Horse & Rider
Diarrhea: Is It Serious?
Learn how to tell the difference between loose manure and potentially deadly diarrhea—and how to protect
your horse when the condition strikes.
What four words from a client make my heart race and my palms sweat? “My horse has diarrhea.” Not what you were expecting? You might think I’d be more concerned by such statements as, “My horse is down, and he can’t get up,” or, “He can’t bear any weight on his leg.” But in reality, it’s diarrhea that gets my full attention almost every time.
The reason is simple. If diarrhea is bad enough to make a client call the veterinarian, chances are, it either means there’s a really sick horse in a barn full of others at risk of getting sick, or it’s a chronic problem that will be almost impossible to diagnose and even more difficult to treat. Either way, there’s a good chance I’ll spend sleepless nights trying to figure out how to help.
Diarrhea is hard to diagnose and frustrating to treat. In a worst-case scenario, it can even be a life-threatening emergency that requires aggressive, immediate treatment. Even if it’s just a soggy mess, solving your horse’s diarrhea problem will require persistence and a heavy dose of patience.
Here, I’ll explain what diarrhea is and how it happens. Next, I’ll outline the factors that can help you determine whether the diarrhea is a serious health threat or simply an annoyance.
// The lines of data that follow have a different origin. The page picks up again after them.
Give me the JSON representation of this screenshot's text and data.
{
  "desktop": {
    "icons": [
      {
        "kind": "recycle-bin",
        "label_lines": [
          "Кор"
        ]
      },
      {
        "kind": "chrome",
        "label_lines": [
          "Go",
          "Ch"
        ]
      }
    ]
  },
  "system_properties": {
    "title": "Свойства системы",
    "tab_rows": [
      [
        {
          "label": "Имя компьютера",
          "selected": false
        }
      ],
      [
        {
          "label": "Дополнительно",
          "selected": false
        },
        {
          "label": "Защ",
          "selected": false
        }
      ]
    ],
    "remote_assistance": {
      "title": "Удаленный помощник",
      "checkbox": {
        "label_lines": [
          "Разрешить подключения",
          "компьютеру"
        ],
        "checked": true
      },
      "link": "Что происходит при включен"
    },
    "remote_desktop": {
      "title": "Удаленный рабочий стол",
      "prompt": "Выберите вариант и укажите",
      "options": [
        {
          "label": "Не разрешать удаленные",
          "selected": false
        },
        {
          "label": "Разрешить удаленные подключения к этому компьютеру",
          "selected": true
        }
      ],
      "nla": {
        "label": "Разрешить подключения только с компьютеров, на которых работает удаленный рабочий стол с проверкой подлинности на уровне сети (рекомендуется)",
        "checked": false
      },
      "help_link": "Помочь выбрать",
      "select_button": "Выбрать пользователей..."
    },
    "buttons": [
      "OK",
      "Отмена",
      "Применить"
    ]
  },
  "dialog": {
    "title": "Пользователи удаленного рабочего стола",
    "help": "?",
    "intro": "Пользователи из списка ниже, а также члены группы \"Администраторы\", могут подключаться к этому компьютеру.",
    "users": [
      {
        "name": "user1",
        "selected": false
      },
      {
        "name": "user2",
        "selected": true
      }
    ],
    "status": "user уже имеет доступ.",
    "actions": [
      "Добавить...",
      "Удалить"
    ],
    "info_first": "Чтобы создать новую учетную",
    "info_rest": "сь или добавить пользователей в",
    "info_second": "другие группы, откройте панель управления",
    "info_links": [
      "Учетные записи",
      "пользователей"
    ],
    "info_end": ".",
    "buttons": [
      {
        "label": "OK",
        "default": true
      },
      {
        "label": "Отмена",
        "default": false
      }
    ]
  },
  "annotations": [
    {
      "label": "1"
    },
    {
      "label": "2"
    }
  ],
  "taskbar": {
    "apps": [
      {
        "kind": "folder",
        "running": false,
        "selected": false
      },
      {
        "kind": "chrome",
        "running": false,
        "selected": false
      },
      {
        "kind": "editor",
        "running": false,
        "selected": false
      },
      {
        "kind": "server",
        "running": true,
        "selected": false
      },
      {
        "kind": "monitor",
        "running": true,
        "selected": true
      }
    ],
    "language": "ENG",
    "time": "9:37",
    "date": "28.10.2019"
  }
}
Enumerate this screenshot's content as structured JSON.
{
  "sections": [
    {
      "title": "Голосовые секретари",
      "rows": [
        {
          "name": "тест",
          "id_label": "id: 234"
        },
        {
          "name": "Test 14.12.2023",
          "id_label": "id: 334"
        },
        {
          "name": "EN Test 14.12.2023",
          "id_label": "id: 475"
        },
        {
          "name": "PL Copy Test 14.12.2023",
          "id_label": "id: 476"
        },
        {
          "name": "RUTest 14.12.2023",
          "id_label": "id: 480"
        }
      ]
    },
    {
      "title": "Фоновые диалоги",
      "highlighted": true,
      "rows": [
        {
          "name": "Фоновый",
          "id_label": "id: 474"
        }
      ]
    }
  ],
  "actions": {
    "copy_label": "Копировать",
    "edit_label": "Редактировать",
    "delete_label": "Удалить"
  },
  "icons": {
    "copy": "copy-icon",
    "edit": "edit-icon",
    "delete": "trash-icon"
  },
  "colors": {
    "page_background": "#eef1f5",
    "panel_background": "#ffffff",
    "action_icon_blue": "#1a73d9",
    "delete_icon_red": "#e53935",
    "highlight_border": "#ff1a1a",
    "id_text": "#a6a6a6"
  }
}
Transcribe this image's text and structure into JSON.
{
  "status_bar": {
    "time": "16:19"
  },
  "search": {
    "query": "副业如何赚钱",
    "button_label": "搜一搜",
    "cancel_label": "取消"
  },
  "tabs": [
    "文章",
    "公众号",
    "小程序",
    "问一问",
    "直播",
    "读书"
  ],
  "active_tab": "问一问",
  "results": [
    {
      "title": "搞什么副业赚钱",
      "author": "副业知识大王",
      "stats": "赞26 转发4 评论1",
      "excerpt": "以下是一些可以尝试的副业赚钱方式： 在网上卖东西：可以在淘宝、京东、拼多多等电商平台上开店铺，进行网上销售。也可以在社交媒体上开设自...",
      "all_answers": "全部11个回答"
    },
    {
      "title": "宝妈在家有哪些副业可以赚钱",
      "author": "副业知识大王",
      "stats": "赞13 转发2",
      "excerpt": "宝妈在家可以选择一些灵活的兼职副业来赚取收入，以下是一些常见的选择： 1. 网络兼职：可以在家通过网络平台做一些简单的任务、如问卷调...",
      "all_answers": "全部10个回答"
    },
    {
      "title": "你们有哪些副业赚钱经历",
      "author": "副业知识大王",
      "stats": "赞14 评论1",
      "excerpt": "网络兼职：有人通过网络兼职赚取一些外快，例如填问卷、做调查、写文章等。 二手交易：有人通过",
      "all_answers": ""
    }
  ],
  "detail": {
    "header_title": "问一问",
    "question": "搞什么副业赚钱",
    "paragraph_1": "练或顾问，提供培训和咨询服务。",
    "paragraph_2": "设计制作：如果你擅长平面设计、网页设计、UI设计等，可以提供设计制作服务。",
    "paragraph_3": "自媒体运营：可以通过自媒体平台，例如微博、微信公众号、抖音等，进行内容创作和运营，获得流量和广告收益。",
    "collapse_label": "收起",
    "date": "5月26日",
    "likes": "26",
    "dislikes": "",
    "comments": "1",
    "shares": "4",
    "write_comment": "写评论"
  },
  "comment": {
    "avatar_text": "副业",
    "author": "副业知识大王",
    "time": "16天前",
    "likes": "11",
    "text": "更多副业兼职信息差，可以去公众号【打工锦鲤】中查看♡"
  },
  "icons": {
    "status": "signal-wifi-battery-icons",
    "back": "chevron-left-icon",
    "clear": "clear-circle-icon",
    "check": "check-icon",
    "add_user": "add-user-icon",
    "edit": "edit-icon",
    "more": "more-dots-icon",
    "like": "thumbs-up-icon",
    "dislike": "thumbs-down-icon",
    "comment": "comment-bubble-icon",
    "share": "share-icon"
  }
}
Finally, I’ll give you the steps to take to protect your horse (and the other horses in your herd) when diarrhea strikes.
What It Is
Diarrhea is an intestinal disorder that causes frequent fluid manure evacuations. In other words, your horse poops a lot—and that poop is juicy, wet, and messy. Your afflicted horse might leave “cow pie” piles, might pass what appears to be a normal poop followed by a spray of water or, in the worst cases, might actually “spray the walls” with liquid.
But why does diarrhea happen? Normal
equine digestion begins the moment your horse takes food in his mouth. He chews to break his meal into small, digestible pieces and mixes feed with saliva that helps to buffer stomach acids.
After swallowing, feed is passed to the stomach, where it’s exposed to acids, liquefied, and passed on to the small intestine where the first real absorption of nutrients begins. If the digestive tract is functioning properly, simple sugars, amino acids (components of protein), and some vitamins and minerals will all be absorbed during the one to three hours feed spends in the small intestine before it passes to the large intestine. The large intestine acts as a kind of fermentation vat, dependent on a healthy population of normal microorganisms (called the microbiota) that help break down large, fibrous feed materials.
Fermentation in the large intestine produces volatile fatty acids—an all-important source of energy for your horse—as well as vitamins and proteins. The large intestine also plays a critical role in storing and absorbing water from ingested feed. In fact, the large intestine is responsible for